The National Convergence Technology Center (CTC) recently convened its Business and Industry Leadership Team (BILT) for the first quarterly meeting of 2022. Regular blog readers know that these BILT meetings offer a forum to discuss future trends in the IT workplace. The hope is that these discussions — which supplement the annual “KSA vote” meeting in which employers rank and prioritize entry-level job skills — can keep educators as updated as possible on the ongoing evolution of IT. You should likewise be meeting with your BILT as often as possible (twice a year at least, once a quarter is best) to make sure your program stays aligned with workforce trends.
Here’s a quick rundown of some of the more interesting statements that came out of our February meeting. You can also get a copy of our meeting handout, which provides a number of IT industry workforce charts and tables you may find useful.
The network admin of tomorrow won’t come in and just know how to program and manage the network. That person will have to automate and integrate the tasks and functions using things like APIs. APIs are a “game changer” because they integrate one manufacturer’s product with another. Companies may not be looking for two-year graduates to work as programmers to design the APIs, but they do need technicians who know how to use APIs.

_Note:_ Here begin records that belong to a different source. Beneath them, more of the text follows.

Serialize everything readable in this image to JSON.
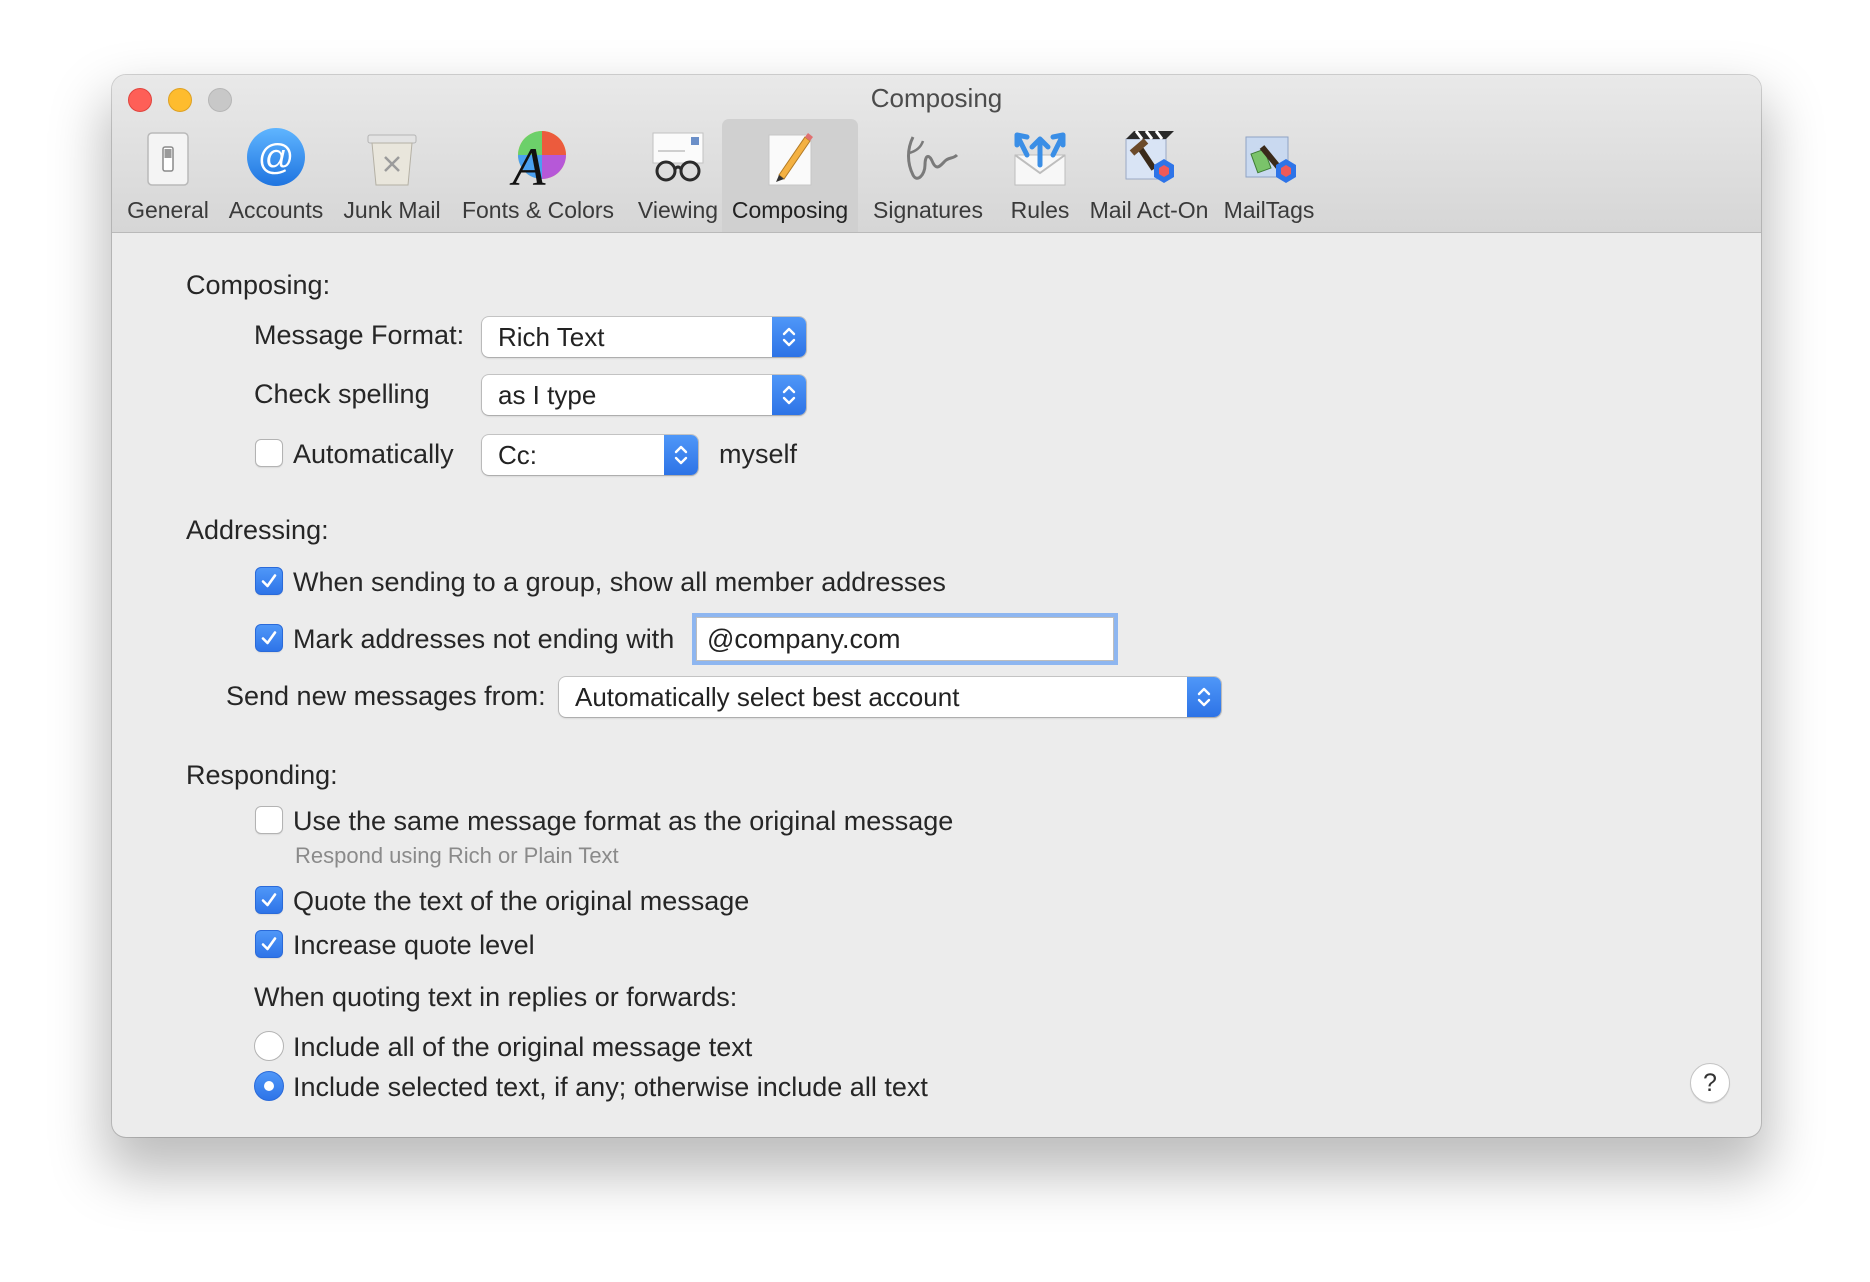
{
  "window": {
    "title": "Composing"
  },
  "toolbar": {
    "items": [
      {
        "label": "General",
        "icon": "general-switch-icon"
      },
      {
        "label": "Accounts",
        "icon": "at-sign-icon"
      },
      {
        "label": "Junk Mail",
        "icon": "junk-trash-icon"
      },
      {
        "label": "Fonts & Colors",
        "icon": "font-color-wheel-icon"
      },
      {
        "label": "Viewing",
        "icon": "glasses-icon"
      },
      {
        "label": "Composing",
        "icon": "pencil-paper-icon",
        "selected": true
      },
      {
        "label": "Signatures",
        "icon": "signature-icon"
      },
      {
        "label": "Rules",
        "icon": "rules-envelope-icon"
      },
      {
        "label": "Mail Act-On",
        "icon": "mail-act-on-icon"
      },
      {
        "label": "MailTags",
        "icon": "mailtags-icon"
      }
    ]
  },
  "composing": {
    "heading": "Composing:",
    "message_format_label": "Message Format:",
    "message_format_value": "Rich Text",
    "check_spelling_label": "Check spelling",
    "check_spelling_value": "as I type",
    "automatically_label": "Automatically",
    "automatically_checked": false,
    "cc_value": "Cc:",
    "myself_label": "myself"
  },
  "addressing": {
    "heading": "Addressing:",
    "group_label": "When sending to a group, show all member addresses",
    "group_checked": true,
    "mark_label": "Mark addresses not ending with",
    "mark_checked": true,
    "mark_domain": "@company.com",
    "send_from_label": "Send new messages from:",
    "send_from_value": "Automatically select best account"
  },
  "responding": {
    "heading": "Responding:",
    "same_format_label": "Use the same message format as the original message",
    "same_format_checked": false,
    "same_format_hint": "Respond using Rich or Plain Text",
    "quote_label": "Quote the text of the original message",
    "quote_checked": true,
    "increase_label": "Increase quote level",
    "increase_checked": true,
    "quoting_heading": "When quoting text in replies or forwards:",
    "include_all_label": "Include all of the original message text",
    "include_selected_label": "Include selected text, if any; otherwise include all text",
    "selected_option": "include_selected"
  },
  "help": {
    "label": "?"
  },
  "colors": {
    "accent": "#2e74e8",
    "close": "#fe5f57",
    "minimize": "#febc2e",
    "zoom": "#c8c8c8"
  }
}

There may be some truth to the idea that the more certs one has, the more marketable he/she may be, one employer noted that one also has to eventually become an expert in a specific topic. “You cannot constantly drink from the firehose.”
Regarding quantum computing, right now the technology has a capacity of 50 to 100 qubits. But to “open up” blockchain or encryptions, it will take 13 million qubits. This may not be possible until at least 2030. The big worry about quantum computing is the ability to “look in between” transactions because of its speed. The standard cyber safeguards created for normal processing speed won’t work with the faster quantum processing power.
Students who know early on that they want to be in technology should not wait to take classes — take A+ in high school. Start on certs early.
One employer told the story of testing job applicants on troubleshooting skills by leaving the Ethernet cable only halfway plugged in. The applicants never figure it out. The employer believes that they’ve “spent too much time in packet tracer.” Packet tracer and emulators cannot replace the experience of going to a lab and touching the physical hardware. You can always brush up your skills virtually. Employers in a job interview will not ask about packet tracer and hypotheticals. They’re going to ask the job applicant the basics, then see how far they can dig. You can only learn so much reading a book. Employers will want to “get into the weeds.”
One BILT member, who’s now a security professional, admitted that for a long time he thought of security as a network function: you secure switches, routers, and firewalls. But with things like Docker you’re securing at the software level. This “changed my view of security,” the BILT member noted.
Soon 75% of the workforce will be working for themselves. High tech companies are already moving this way. In that sort of economy, self-management, communication, and entrepreneurism are skills that are just as important as technical skills.
Students should become a “master of the OSI model.” If students can do that, there’s nothing in technology that they cannot do. The OSI layers covers everything.
For students interested in security, whether it’s a security engineer or a PEN tester, they need to know networking. One employer has seen too many people jump in with a CEH cert but have no understanding of networking.
Educators may want to consider adjusting curriculum to help students better understand this new emphasis on remote work. Maybe capstone projects should be delivered online. If new hires can come in with those kinds of soft skills, employers can augment their technology skills.